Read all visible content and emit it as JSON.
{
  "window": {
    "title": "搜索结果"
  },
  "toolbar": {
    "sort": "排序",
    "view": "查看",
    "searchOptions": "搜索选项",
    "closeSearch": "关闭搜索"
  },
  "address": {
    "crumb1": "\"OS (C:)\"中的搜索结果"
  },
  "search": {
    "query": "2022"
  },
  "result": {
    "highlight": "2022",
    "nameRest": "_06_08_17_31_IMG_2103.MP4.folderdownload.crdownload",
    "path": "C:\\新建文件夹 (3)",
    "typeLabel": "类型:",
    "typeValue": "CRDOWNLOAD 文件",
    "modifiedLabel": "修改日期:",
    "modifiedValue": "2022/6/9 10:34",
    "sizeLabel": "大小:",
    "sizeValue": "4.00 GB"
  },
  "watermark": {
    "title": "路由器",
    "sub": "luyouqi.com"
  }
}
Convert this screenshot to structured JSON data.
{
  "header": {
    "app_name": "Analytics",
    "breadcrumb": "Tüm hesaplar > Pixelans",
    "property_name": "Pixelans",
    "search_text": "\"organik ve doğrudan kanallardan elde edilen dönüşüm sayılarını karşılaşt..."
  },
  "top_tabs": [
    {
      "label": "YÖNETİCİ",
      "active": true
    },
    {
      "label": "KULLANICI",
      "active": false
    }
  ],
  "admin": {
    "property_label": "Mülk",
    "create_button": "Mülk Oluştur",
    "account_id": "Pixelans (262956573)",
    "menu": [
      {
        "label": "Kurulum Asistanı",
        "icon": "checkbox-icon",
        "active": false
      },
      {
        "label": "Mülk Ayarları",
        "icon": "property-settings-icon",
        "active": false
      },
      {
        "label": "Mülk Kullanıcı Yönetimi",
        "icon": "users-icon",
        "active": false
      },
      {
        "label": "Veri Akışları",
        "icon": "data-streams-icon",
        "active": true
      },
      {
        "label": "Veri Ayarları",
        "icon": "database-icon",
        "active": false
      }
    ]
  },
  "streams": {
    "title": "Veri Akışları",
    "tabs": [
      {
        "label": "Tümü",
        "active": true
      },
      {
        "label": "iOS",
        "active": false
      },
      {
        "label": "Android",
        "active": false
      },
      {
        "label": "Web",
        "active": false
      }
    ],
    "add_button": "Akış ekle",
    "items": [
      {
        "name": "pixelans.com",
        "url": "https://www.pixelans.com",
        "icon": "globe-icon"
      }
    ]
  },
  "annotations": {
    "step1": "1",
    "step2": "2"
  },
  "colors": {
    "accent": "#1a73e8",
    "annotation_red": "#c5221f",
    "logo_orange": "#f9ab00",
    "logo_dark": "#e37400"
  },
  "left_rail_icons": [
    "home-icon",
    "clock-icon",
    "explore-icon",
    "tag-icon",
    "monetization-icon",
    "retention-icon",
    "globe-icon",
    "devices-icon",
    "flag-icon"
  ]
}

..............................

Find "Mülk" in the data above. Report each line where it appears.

= Task answer =
    "property_label": "Mülk",
    "create_button": "Mülk Oluştur",
        "label": "Mülk Ayarları",
        "label": "Mülk Kullanıcı Yönetimi",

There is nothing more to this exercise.